In Reply to Gerald Reams at 21:35 Mar-02-2017 .

Dear Dent,

You mentioned a very useful part of ASME sec V standard. I completely forgot that there was such an appendix:

MANDATORY APPENDIX III
MAGNETIC PARTICLE EXAMINATION USING THE YOKE
TECHNIQUE WITH FLUORESCENT PARTICLES IN AN
UNDARKENED AREA

But one question. Are you recommending reading this appendix as a guidance only? Since it is related to the BPVC and Shahid Nisar is using ASTM E709....


Another thought:

I think using black strip covers, like those that are hung at the entrance and end of the X-ray Baggage Scanners are also a good alternative for light proofing the entrance.

 
 Reply 
 

Product Spotlight

NEW - TD Focus-ScanRX

The NEW Next Generation Advanced UT platform, TD Focus ScanRX - Also available as a card stack solut
...
ion. Key Improvements 1. Data acquisition is significantly faster than current design 2. Better aesthetic – closely aligns with HandyScan RX 3. Improved IP rating (Target IP66) 4. Ruggedized housing 5. Connectors are protected from impact and ingress 6. Integrated stand and separate retractable handle easy to keep clean) 7. Touchscreen with ruggedized display glass 8. 3-Axis encoder input
>

Semi-Automated Phased Array Immersion System for Small Composite Parts

Turn-key semi-automated system as an improved and affordable solution for inspection of small comp
...
osite parts.

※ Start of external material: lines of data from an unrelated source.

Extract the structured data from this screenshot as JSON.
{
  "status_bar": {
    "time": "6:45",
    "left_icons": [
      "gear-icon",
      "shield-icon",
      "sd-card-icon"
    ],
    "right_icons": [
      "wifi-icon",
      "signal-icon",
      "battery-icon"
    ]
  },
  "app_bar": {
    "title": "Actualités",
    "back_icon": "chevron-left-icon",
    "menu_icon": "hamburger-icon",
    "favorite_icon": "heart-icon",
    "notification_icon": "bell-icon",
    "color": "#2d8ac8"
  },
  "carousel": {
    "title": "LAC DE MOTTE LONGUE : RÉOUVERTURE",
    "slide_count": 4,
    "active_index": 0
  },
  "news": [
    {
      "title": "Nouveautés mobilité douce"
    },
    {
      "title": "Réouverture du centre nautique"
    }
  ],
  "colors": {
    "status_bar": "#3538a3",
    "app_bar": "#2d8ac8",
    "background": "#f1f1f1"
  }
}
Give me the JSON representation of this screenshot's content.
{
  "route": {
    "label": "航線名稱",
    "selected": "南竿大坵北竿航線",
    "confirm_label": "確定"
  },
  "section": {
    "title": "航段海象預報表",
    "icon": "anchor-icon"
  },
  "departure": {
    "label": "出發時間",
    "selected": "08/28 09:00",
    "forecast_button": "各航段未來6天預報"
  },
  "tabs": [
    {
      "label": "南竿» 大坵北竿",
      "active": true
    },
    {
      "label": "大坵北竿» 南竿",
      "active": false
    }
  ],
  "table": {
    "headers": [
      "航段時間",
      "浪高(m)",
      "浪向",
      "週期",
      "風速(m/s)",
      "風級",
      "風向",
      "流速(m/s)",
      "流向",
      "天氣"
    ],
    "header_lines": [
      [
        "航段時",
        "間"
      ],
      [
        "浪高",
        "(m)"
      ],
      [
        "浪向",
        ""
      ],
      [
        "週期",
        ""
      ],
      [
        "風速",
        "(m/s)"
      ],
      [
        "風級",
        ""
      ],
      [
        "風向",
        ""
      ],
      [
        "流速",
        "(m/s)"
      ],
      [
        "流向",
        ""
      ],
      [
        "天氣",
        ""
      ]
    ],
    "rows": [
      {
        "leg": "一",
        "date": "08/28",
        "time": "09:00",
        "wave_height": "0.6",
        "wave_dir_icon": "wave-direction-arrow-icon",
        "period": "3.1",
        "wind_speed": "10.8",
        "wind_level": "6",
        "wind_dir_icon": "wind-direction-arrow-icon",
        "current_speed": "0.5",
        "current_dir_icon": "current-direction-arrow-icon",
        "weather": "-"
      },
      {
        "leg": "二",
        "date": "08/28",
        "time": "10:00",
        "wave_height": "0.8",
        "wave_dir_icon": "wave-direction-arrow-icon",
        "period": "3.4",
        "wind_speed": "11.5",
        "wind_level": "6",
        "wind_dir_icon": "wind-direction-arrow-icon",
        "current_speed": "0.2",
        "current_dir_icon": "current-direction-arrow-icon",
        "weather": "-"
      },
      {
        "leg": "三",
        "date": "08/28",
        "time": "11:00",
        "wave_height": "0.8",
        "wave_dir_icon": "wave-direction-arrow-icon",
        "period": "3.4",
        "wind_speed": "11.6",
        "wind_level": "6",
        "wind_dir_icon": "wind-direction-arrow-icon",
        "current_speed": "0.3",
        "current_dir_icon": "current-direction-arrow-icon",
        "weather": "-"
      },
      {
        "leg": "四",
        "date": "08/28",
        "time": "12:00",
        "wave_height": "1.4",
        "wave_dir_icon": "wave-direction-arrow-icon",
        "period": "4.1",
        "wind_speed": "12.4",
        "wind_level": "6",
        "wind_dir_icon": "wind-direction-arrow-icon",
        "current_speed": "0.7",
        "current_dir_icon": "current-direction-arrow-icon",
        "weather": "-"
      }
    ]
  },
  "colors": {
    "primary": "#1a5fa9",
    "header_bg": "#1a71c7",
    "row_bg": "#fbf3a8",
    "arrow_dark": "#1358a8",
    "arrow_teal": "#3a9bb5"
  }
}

Includes support table, immersion tank, scanner, PA instrument, PC, Analysis software, database, wedge management and other options.
>

Aerospace Systems - Automated Ultrasonic Inspection

USL are specialists in the design and manufacture of turnkey ultrasonic inspection systems for aer
...
ospace applications. From monolithic composites to complex honeycomb structures. This video shows just a few examples of what is possible, find out more at: www.ultrasonic-sciences.co.uk
>

High-performance Linear Phased Array Probes

Available to order from stock in a range of 5MHz – 7.5MHz and from 16 to 64 elements. Designed w
...
ith piezo-composite elements, Phoenix phased array probes provide high-resolution imaging to maximise sensitivity; accurate ultrasonic detection and sizing of defects in welds; and effective corrosion mapping. Housed in a rugged stainless steel case for on-site industrial NDT applications.
>

Share...
We use technical and analytics cookies to ensure that we will give you the best experience of our website - More Info
Accept
top
this is debug window